WHAT IS FOLATE? Folate or folic acid is a B group vitamin that is essential for many basic biological processes such as DNA production and cell division.

FOLATE in FERTILITY  – Folate is one of the many key nutrients for female fertility. One of the most important function of folic acid in fertility is its role in cell metabolism in your ovaries. A recent study found that folic acid supplementation in women undergoing IVF was associated with better embryo quality and increased chances of becoming pregnant.

FOLATE in PREGNANCY – Folate is essential to the healthy development of babies in early pregnancy. A baby’s  growth is the fastest in the first weeks of life – often before most women are aware that they are pregnant. Consuming enough folate significantly reduces the risk of neural tube defects.

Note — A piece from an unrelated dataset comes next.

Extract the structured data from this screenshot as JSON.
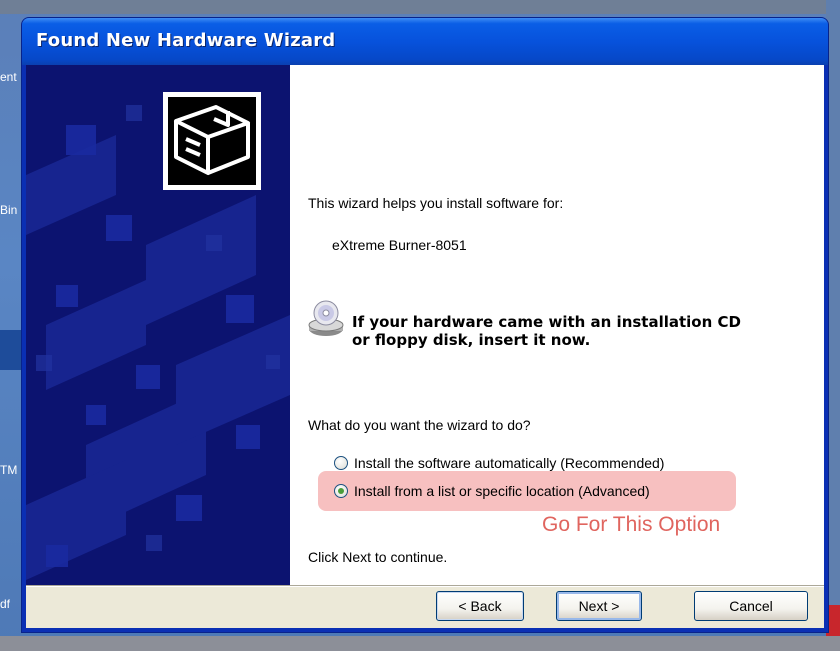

Over 600 pregnancies in Australia every year are affected by neural tube defects. Neural tube defects (NTD) are a group of birth defects of the brain and spinal cord. It results from the failure of closure of baby’s developing spine or skull, which causes the opening of the spine or brain. The two most common NTDs are spina bifida and anencephaly. Baby’s spine and brain fusion occur very early in pregnancy therefore it is essential for women to consume enough folate especially at start of the pregnancy to reduce the risk of NTDs in their baby.

HOW MUCH FOLATE DO WE ACTUALLY NEED? The Recommended Daily Intake of Folate for pregnant mums is 600mcg/day.

When planning to conceive, it is extremely important to eat a diet rich in folate. A folic acid supplement may also be recommended to help meet the increased folate requirements for pregnancy. You may have to take a daily folic acid supplement at least one month before conception. This is in addition to a diet rich in folic acid. Be sure to speak to your doctor & Dietitian about folate when you are planning/trying to conceive.


Folate is found naturally in foods such as fruit, vegetables, legumes and fortified breads and cereals.

Fruit & Vegetables such as:

  • Green leafy vegetables (e.g. spinach, kale)
  • Asparagus
  • Pumpkin
  • Carrots
  • Broccoli
  • Avocado

Legumes such as chickpeas, lentils and beans.

Since 2009, all bread-making flour in Australia (except organic flour) have been fortified with folic acid. The bread you consume now contains folic acid. In fact, 3 slices of bread (~100g) contains an average of 120mcg of folic acid.

Another key point to note is that folate is very water-soluble and is sensitive to heat and light, therefore longer storage and cooking times of folate-rich foods can deplete folate content in foods. The best way to ensure you are getting the most folate out of the foods you consume is to eat a diet high in minimally processed fruit and vegetables. Avoid storing fruit and vegetables for long periods of time and avoid boiling foods as folate can leach out into the water during the cooking process. Instead, try eating fresh greens or steaming/microwaving your vegetables. Choose fresh fruit instead of canned varieties as the process of canning fruit uses high heat which can result in the loss of folate and other nutrients.


Folate is extremely important during both preconception and pregnancy, as it can reduce the risk of neural tube defects in babies during pregnancy. Focus on eating a well-balanced diet filled with fresh fruit, vegetables and wholegrains. Folic acid supplementation may be required during the early stages of pregnancy, therefore remember to speak to your doctor about folate as soon as you find out you’re having a baby.

Everyone’s fertility and pregnancy journey is going to be different, and nutritional requirements vary depending on many factors. If you require more individualised advice, get in touch with one of our Accredited Practising Dietitians so we can support you through your fertility and pregnancy journey. You can book into one of our nearest clinics or contact us (0432 194 344 or for online consults.